▶ **Your goal**:
Please copy every line from the following entries in which the word "count" appears.

▶ **Dataset records**:
=== Section Start ===

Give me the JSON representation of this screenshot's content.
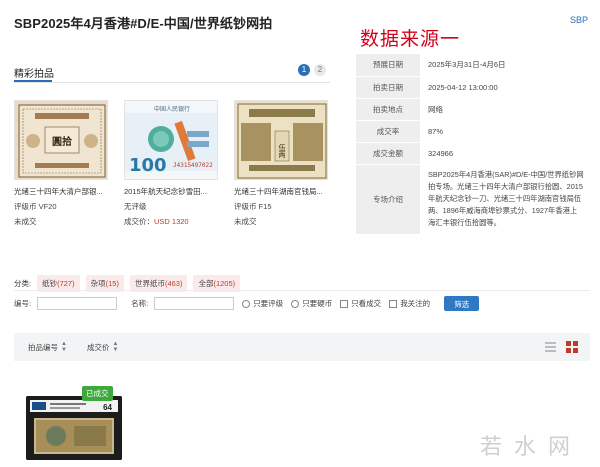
{
  "header": {
    "title": "SBP2025年4月香港#D/E-中国/世界纸钞网拍",
    "red_note": "数据来源一",
    "brand_link": "SBP"
  },
  "featured": {
    "label": "精彩拍品",
    "pages": [
      "1",
      "2"
    ],
    "items": [
      {
        "name": "光绪三十四年大清户部银...",
        "line1": "评级币 VF20",
        "line2": "未成交"
      },
      {
        "name": "2015年航天纪念钞雪田...",
        "line1": "无评级",
        "line2_prefix": "成交价：",
        "line2_value": "USD 1320"
      },
      {
        "name": "光绪三十四年湖南官钱局...",
        "line1": "评级币 F15",
        "line2": "未成交"
      }
    ],
    "item_images": {
      "0_text": "圓拾",
      "1_text": "100",
      "1_header": "中国人民银行",
      "1_serial": "J4315497022",
      "2_text": "伍两"
    }
  },
  "info": {
    "rows": [
      {
        "k": "预展日期",
        "v": "2025年3月31日-4月6日"
      },
      {
        "k": "拍卖日期",
        "v": "2025-04-12 13:00:00"
      },
      {
        "k": "拍卖地点",
        "v": "网络"
      },
      {
        "k": "成交率",
        "v": "87%"
      },
      {
        "k": "成交金额",
        "v": "324966"
      }
    ],
    "desc_label": "专场介绍",
    "desc_text": "SBP2025年4月香港(SAR)#D/E-中国/世界纸钞网拍专场。光绪三十四年大清户部银行拾圆、2015年航天纪念钞一刀、光绪三十四年湖南官钱局伍两、1896年威海商埠钞票式分、1927年香港上海汇丰银行伍拾圆等。"
  },
  "filters": {
    "label": "分类:",
    "chips": [
      {
        "name": "纸钞",
        "count": "(727)"
      },
      {
        "name": "杂项",
        "count": "(15)"
      },
      {
        "name": "世界纸币",
        "count": "(463)"
      },
      {
        "name": "全部",
        "count": "(1205)"
      }
    ]
  },
  "search": {
    "lot_label": "编号:",
    "name_label": "名称:",
    "options": [
      "只要评级",
      "只要硬币",
      "只看成交",
      "我关注的"
    ],
    "button": "筛选"
  },
  "list": {
    "col1": "拍品编号",
    "col2": "成交价",
    "sort_icon": "sort-icon"
  },
  "result": {
    "badge": "已成交",
    "grade": "64"
  },
  "watermark": "若水网",
  "colors": {
    "accent": "#2a6fb5",
    "red": "#c0392b",
    "green": "#3da93d"
  }
}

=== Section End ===

▶ **Output of the exercise**:
        "count": "(727)"
        "count": "(15)"
        "count": "(463)"
        "count": "(1205)"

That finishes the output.